Hulu is forecasting sales of close to half a billion dollars and more than a million Hulu Plus subscribers this year.
In a blog posted yesterday, CEO Jason Kilar marked the end of the first quarter with some notable figures and projections about the company's recent past and upcoming future.
The forecast of almost $500 million in sales for the year follows the first quarter in which revenue shot up around 90 percent compared with last year's initial quarter, according to Kilar. For 2010 as a whole, Hulu took in sales of $263 million.
Touting the expected rise in Hulu Plus subscribers to more than a million this year after the pay option launched last summer, Kilar said that as far as he knows, this marks the fastest start of any online video subscription service.
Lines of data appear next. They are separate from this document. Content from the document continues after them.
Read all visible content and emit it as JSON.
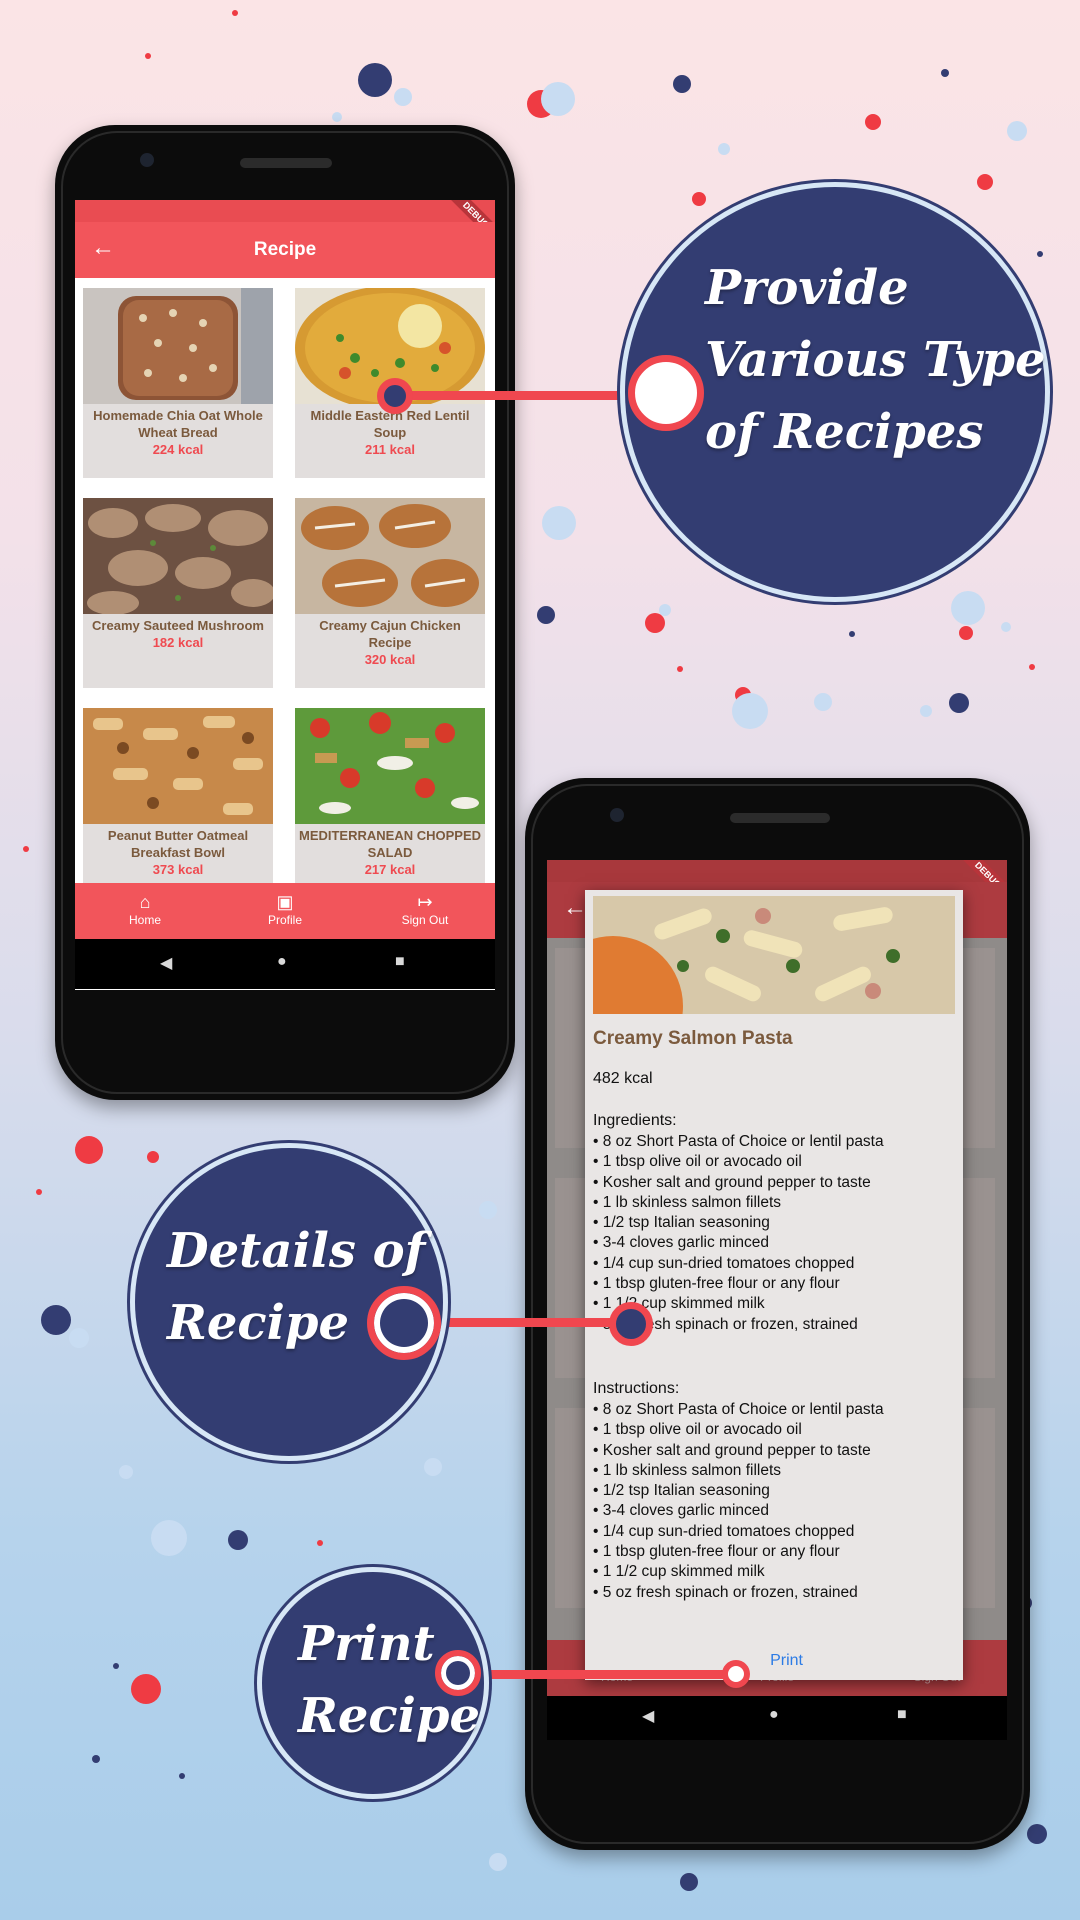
{
  "phone1": {
    "appbar_title": "Recipe",
    "recipes": [
      {
        "name": "Homemade Chia Oat Whole Wheat Bread",
        "kcal": "224 kcal"
      },
      {
        "name": "Middle Eastern Red Lentil Soup",
        "kcal": "211 kcal"
      },
      {
        "name": "Creamy Sauteed Mushroom",
        "kcal": "182 kcal"
      },
      {
        "name": "Creamy Cajun Chicken Recipe",
        "kcal": "320 kcal"
      },
      {
        "name": "Peanut Butter Oatmeal Breakfast Bowl",
        "kcal": "373 kcal"
      },
      {
        "name": "MEDITERRANEAN CHOPPED SALAD",
        "kcal": "217 kcal"
      }
    ],
    "nav": {
      "home": "Home",
      "profile": "Profile",
      "signout": "Sign Out"
    },
    "debug": "DEBUG"
  },
  "phone2": {
    "debug": "DEBUG",
    "nav": {
      "home": "Home",
      "profile": "Profile",
      "signout": "Sign Out"
    },
    "dialog": {
      "title": "Creamy Salmon Pasta",
      "kcal": "482 kcal",
      "ingredients_label": "Ingredients:",
      "ingredients": [
        "• 8 oz Short Pasta of Choice or lentil pasta",
        "• 1 tbsp olive oil or avocado oil",
        "• Kosher salt and ground pepper to taste",
        "• 1 lb skinless salmon fillets",
        "• 1/2 tsp Italian seasoning",
        "• 3-4 cloves garlic minced",
        "• 1/4 cup sun-dried tomatoes chopped",
        "• 1 tbsp gluten-free flour or any flour",
        "• 1 1/2 cup skimmed milk",
        "• 5 oz fresh spinach or frozen, strained"
      ],
      "instructions_label": "Instructions:",
      "instructions": [
        "• 8 oz Short Pasta of Choice or lentil pasta",
        "• 1 tbsp olive oil or avocado oil",
        "• Kosher salt and ground pepper to taste",
        "• 1 lb skinless salmon fillets",
        "• 1/2 tsp Italian seasoning",
        "• 3-4 cloves garlic minced",
        "• 1/4 cup sun-dried tomatoes chopped",
        "• 1 tbsp gluten-free flour or any flour",
        "• 1 1/2 cup skimmed milk",
        "• 5 oz fresh spinach or frozen, strained"
      ],
      "print": "Print"
    }
  },
  "callouts": {
    "recipes": [
      "Provide",
      "Various Type",
      "of Recipes"
    ],
    "details": [
      "Details of",
      "Recipe"
    ],
    "print": [
      "Print",
      "Recipe"
    ]
  },
  "colors": {
    "accent": "#f2555b",
    "navy": "#333d72",
    "connector": "#f0474f"
  },
  "icons": [
    "back-arrow-icon",
    "home-icon",
    "profile-icon",
    "sign-out-icon",
    "nav-back-icon",
    "nav-home-icon",
    "nav-recents-icon"
  ]
}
Of course, Hulu Plus has faced a bumpy road. Its initial $9.95 price tag, the inclusion of ads, and the limited selection compared with Netflix triggered complaints among many users. Competing against the likes of Netflix, Hulu was forced to drop the price of Hulu Plus to $7.99 in November.
In an effort to expand its offerings, Kilar pointed out that Hulu increased its number of content partners to 264 in this year's first quarter, up from the 211 partners it had during the same time period a year ago. During that time, the company saw ups and down with its partners. Viacom broke off with Hulu early last year amid concerns that the partnership wasn't yielding enough revenue. However, a renewed deal between the two in February has since allowed Viacom shows from MTV, Comedy Central, VH1, and other cable channels to appear on Hulu and Hulu Plus.
Hulu's "content community" is expected to earn around $300 million over the course of the year, said Kilar. The service is also boasting more advertisers: 289 for the first quarter of 2011 compared with 194 in the same quarter last year.
Despite Hulu's rosy results so far this year and Kilar's positive forecast, the company and its CEO are in the midst of some challenges.
Reports have arisen about tension between Hulu and its owners, NBC Universal, Disney, and News Corp. Hulu and its parents have reportedly long disagreed over key aspects of Hulu's basic business model, such as how much content should be free. Certain content providers themselves have also reportedly complained that Hulu brings in too little revenue and disrupts their other forms of distribution. Kilar almost certainly added fuel to the fire in February with a blog post in which he criticized traditional TV advertising and distribution.